It is not only the FSC that has noted this. The industry is seeing evidence of delayed testing and diagnosis, too.
The TAL SpotChecker Australian Skin Safety Report conducted in 2021 found that 40 per cent of Australians had delayed a visit to their GP during the pandemic, and 24 per cent said they had been distracted from regularly self-checking their skin.
At Southern Cross Health Insurance in New Zealand, chief medical officer Dr Stephen Child says the insurer saw a significant drop in claims from members during the lockdown of March and April 2020, when people were unable to access many health services, including surgery.
‘Over the course of the pandemic, we’ve seen a material decrease in some of the services we fund that are key to diagnosing cancer — such as mammograms and colonoscopies,’ he says.
‘Because these are used for routine screening and monitoring where elevated risk factors are present, it’s difficult to say if any diagnoses were missed or delayed.’
Nick Stanhope, chief executive at DelaAIA New Zealand, refers to research conducted for the The Lancet that shows a 40 per cent reduction in cancer diagnoses during New Zealand’s national shutdown from March to April 2020.

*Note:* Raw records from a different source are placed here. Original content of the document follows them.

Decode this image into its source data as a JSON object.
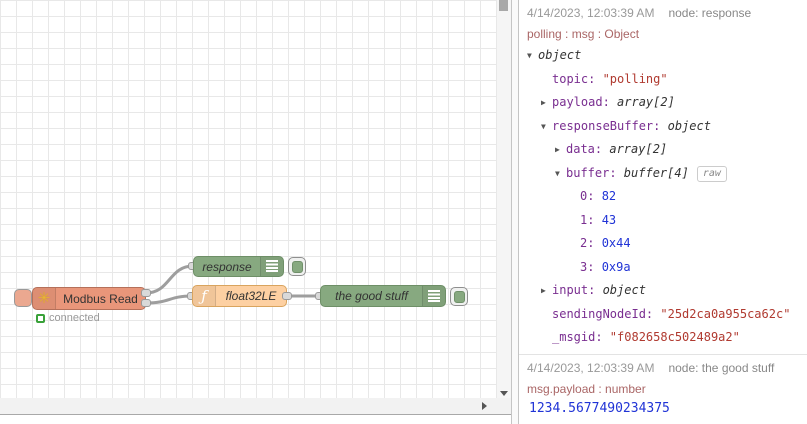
{
  "colors": {
    "modbus_node": "#e9967a",
    "debug_node": "#87a980",
    "function_node": "#fdd0a2",
    "wire": "#9e9e9e",
    "json_key": "#792e90",
    "json_string": "#b03a30",
    "json_number": "#2033d6"
  },
  "canvas": {
    "modbus": {
      "label": "Modbus Read",
      "icon": "✳",
      "status": "connected"
    },
    "response": {
      "label": "response"
    },
    "function": {
      "label": "float32LE",
      "icon": "ƒ"
    },
    "goodstuff": {
      "label": "the good stuff"
    }
  },
  "sidebar": {
    "messages": [
      {
        "timestamp": "4/14/2023, 12:03:39 AM",
        "node": "node: response",
        "topic": "polling : msg : Object",
        "tree": [
          {
            "indent": 0,
            "arrow": "down",
            "value": "object",
            "vtype": "type"
          },
          {
            "indent": 1,
            "key": "topic",
            "value": "\"polling\"",
            "vtype": "string"
          },
          {
            "indent": 1,
            "arrow": "right",
            "key": "payload",
            "value": "array[2]",
            "vtype": "type"
          },
          {
            "indent": 1,
            "arrow": "down",
            "key": "responseBuffer",
            "value": "object",
            "vtype": "type"
          },
          {
            "indent": 2,
            "arrow": "right",
            "key": "data",
            "value": "array[2]",
            "vtype": "type"
          },
          {
            "indent": 2,
            "arrow": "down",
            "key": "buffer",
            "value": "buffer[4]",
            "vtype": "type",
            "button": "raw"
          },
          {
            "indent": 3,
            "key": "0",
            "value": "82",
            "vtype": "number"
          },
          {
            "indent": 3,
            "key": "1",
            "value": "43",
            "vtype": "number"
          },
          {
            "indent": 3,
            "key": "2",
            "value": "0x44",
            "vtype": "number"
          },
          {
            "indent": 3,
            "key": "3",
            "value": "0x9a",
            "vtype": "number"
          },
          {
            "indent": 1,
            "arrow": "right",
            "key": "input",
            "value": "object",
            "vtype": "type"
          },
          {
            "indent": 1,
            "key": "sendingNodeId",
            "value": "\"25d2ca0a955ca62c\"",
            "vtype": "string"
          },
          {
            "indent": 1,
            "key": "_msgid",
            "value": "\"f082658c502489a2\"",
            "vtype": "string"
          }
        ]
      },
      {
        "timestamp": "4/14/2023, 12:03:39 AM",
        "node": "node: the good stuff",
        "topic": "msg.payload : number",
        "value": "1234.5677490234375"
      }
    ]
  }
}
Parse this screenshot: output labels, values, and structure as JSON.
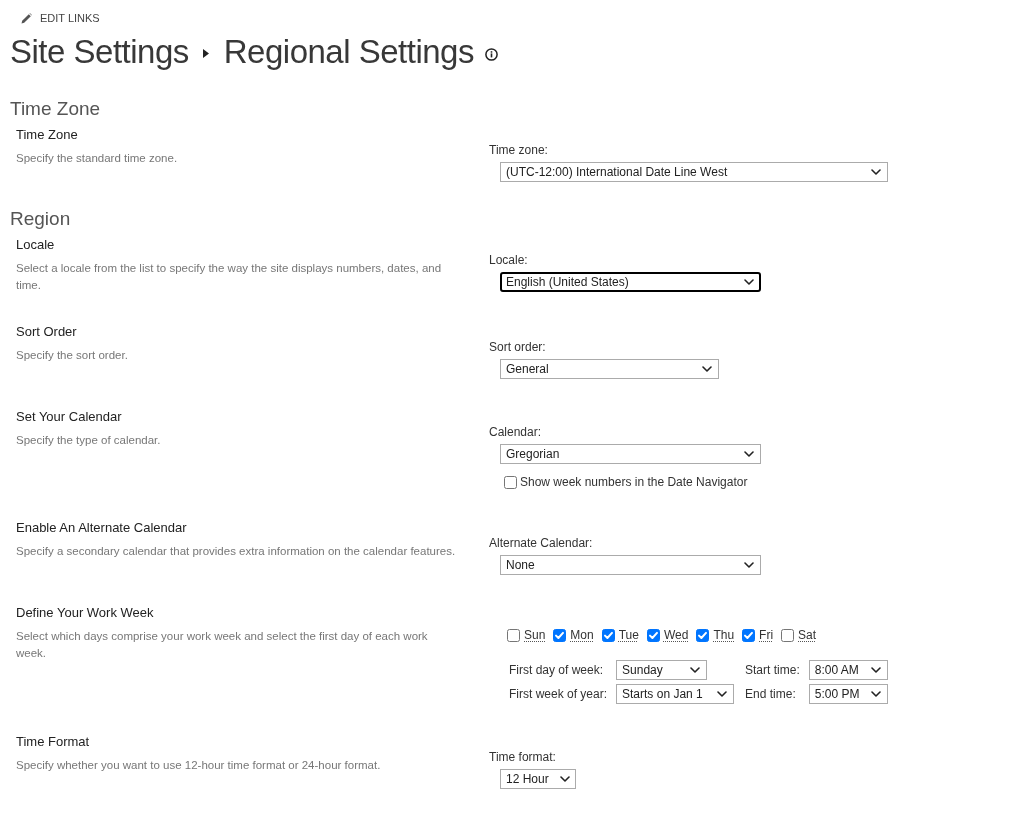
{
  "edit_links": {
    "label": "EDIT LINKS"
  },
  "breadcrumb": [
    {
      "label": "Site Settings"
    },
    {
      "label": "Regional Settings"
    }
  ],
  "groups": [
    {
      "title": "Time Zone",
      "sections": [
        {
          "title": "Time Zone",
          "description": "Specify the standard time zone.",
          "fields": [
            {
              "kind": "select",
              "label": "Time zone:",
              "value": "(UTC-12:00) International Date Line West",
              "focused": false
            }
          ]
        }
      ]
    },
    {
      "title": "Region",
      "sections": [
        {
          "title": "Locale",
          "description": "Select a locale from the list to specify the way the site displays numbers, dates, and time.",
          "fields": [
            {
              "kind": "select",
              "label": "Locale:",
              "value": "English (United States)",
              "focused": true
            }
          ]
        },
        {
          "title": "Sort Order",
          "description": "Specify the sort order.",
          "fields": [
            {
              "kind": "select",
              "label": "Sort order:",
              "value": "General",
              "focused": false
            }
          ]
        },
        {
          "title": "Set Your Calendar",
          "description": "Specify the type of calendar.",
          "fields": [
            {
              "kind": "select",
              "label": "Calendar:",
              "value": "Gregorian",
              "focused": false
            },
            {
              "kind": "checkbox",
              "label": "Show week numbers in the Date Navigator",
              "checked": false
            }
          ]
        },
        {
          "title": "Enable An Alternate Calendar",
          "description": "Specify a secondary calendar that provides extra information on the calendar features.",
          "fields": [
            {
              "kind": "select",
              "label": "Alternate Calendar:",
              "value": "None",
              "focused": false
            }
          ]
        },
        {
          "title": "Define Your Work Week",
          "description": "Select which days comprise your work week and select the first day of each work week.",
          "fields": [
            {
              "kind": "days",
              "days": [
                {
                  "label": "Sun",
                  "checked": false
                },
                {
                  "label": "Mon",
                  "checked": true
                },
                {
                  "label": "Tue",
                  "checked": true
                },
                {
                  "label": "Wed",
                  "checked": true
                },
                {
                  "label": "Thu",
                  "checked": true
                },
                {
                  "label": "Fri",
                  "checked": true
                },
                {
                  "label": "Sat",
                  "checked": false
                }
              ]
            },
            {
              "kind": "pairs",
              "rows": [
                [
                  {
                    "label": "First day of week:",
                    "value": "Sunday"
                  },
                  {
                    "label": "Start time:",
                    "value": "8:00 AM"
                  }
                ],
                [
                  {
                    "label": "First week of year:",
                    "value": "Starts on Jan 1"
                  },
                  {
                    "label": "End time:",
                    "value": "5:00 PM"
                  }
                ]
              ]
            }
          ]
        },
        {
          "title": "Time Format",
          "description": "Specify whether you want to use 12-hour time format or 24-hour format.",
          "fields": [
            {
              "kind": "select",
              "label": "Time format:",
              "value": "12 Hour",
              "focused": false
            }
          ]
        }
      ]
    }
  ]
}
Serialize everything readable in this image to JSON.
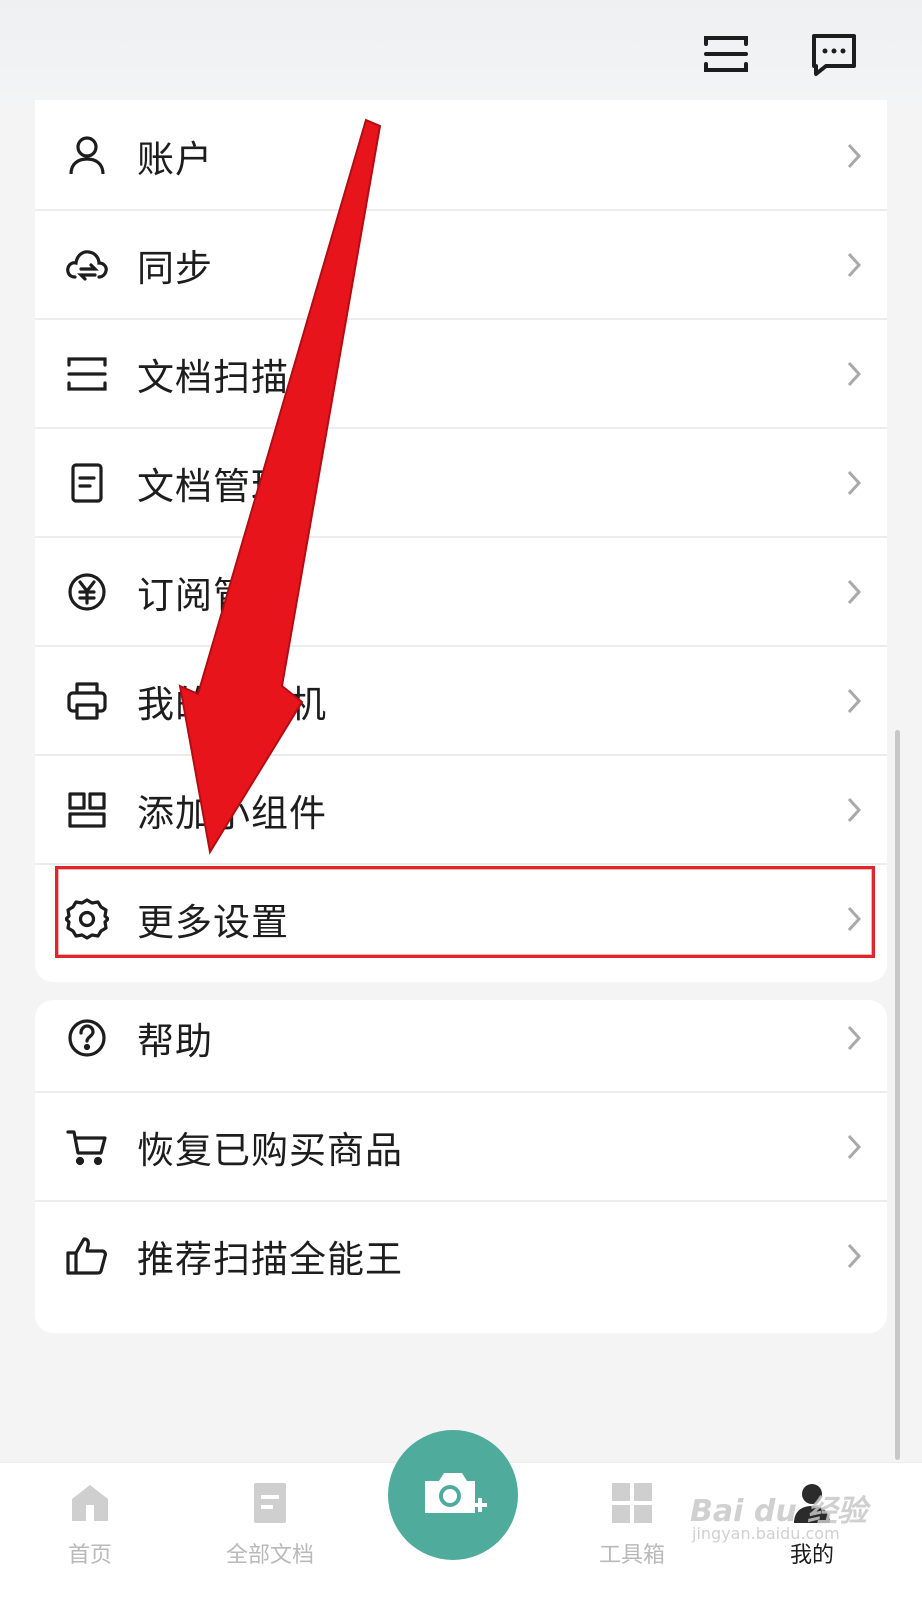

‘We’re concerned that we haven’t been seeing enough preventative health check claims in both New Zealand and Australia over the past two years, as customers delay or skip their appointments due to COVID-19 restrictions,’ says Stanhope.
‘Outside the impacts of COVID-19, we regularly see claims for serious diseases that might have been more easily treated had they been detected earlier. Regular skin checks, bowel and breast screenings, along with prostate checks and other general health tests, can help customers detect issues at an earlier stage.’
Ready and waiting
Kirwan says the reality is that while the impact of COVID-19 is likely to be an outlier in terms of its impact on delaying an increase in claims, it is unlikely to result in a revision of the standard tables the industry uses to calculate the cost of premiums.
‘Everyone is thinking this is a pandemic one-off thing, and we are expecting it to become endemic and something we have to go on living with,’ he says, ‘but the messages are that people shouldn’t put off their tests.
The industry stands ready, willing and able if people need to make a claim, but it’s in everyone’s interest to catch these things earlier. ‘That is the whole reason for screening and, in terms of insurance, it makes it better for those who don’t claim too, because their premiums are lower, so everybody wins.’
The power of prevention
One of the first case studies on the effectiveness of this prevention approach came out of the South African market with the Vitality health promotion program adopted by insurer Discovery.
This program has now extended to 36 global markets and is widely emulated by other providers, including AIA in both Australia and New Zealand.
Damien Mu says the aim is to use ‘behavioural economics’ to empower more health-conscious lifestyle decisions. Points are accumulated for attending breast, cervical and bowel cancer screenings, all of which can result in discounted premiums for customers.
Southern Cross in New Zealand has its Pause Breathe Smile program for mental health, and the insurer is currently offering counselling or wellbeing coaching and online GP consultations free of charge for all members.
TAL has a program called Health Sense Plus, which also acts as an incentive for clients to proactively manage their health through lump-sum discounts on premiums. ‘These are all examples of customers understanding the value of keeping healthier and reducing the risk of death and illness, and also being able to offer cheaper premiums,’ says Kirwan.
Time for a new model?
Regulations in Australia limit what life insurers can pay for treatment, but Kirwan is in favour of changes similar to the UK model in which insurers can pay for treatment, rather than customers waiting for a longer period on an NHS waiting list.
‘That way, they get back to work sooner and the claim is smaller,’ he says. ‘It’s ultimately less expensive and the insurer covers the cost of the treatment. Why wouldn’t an insurer do that?’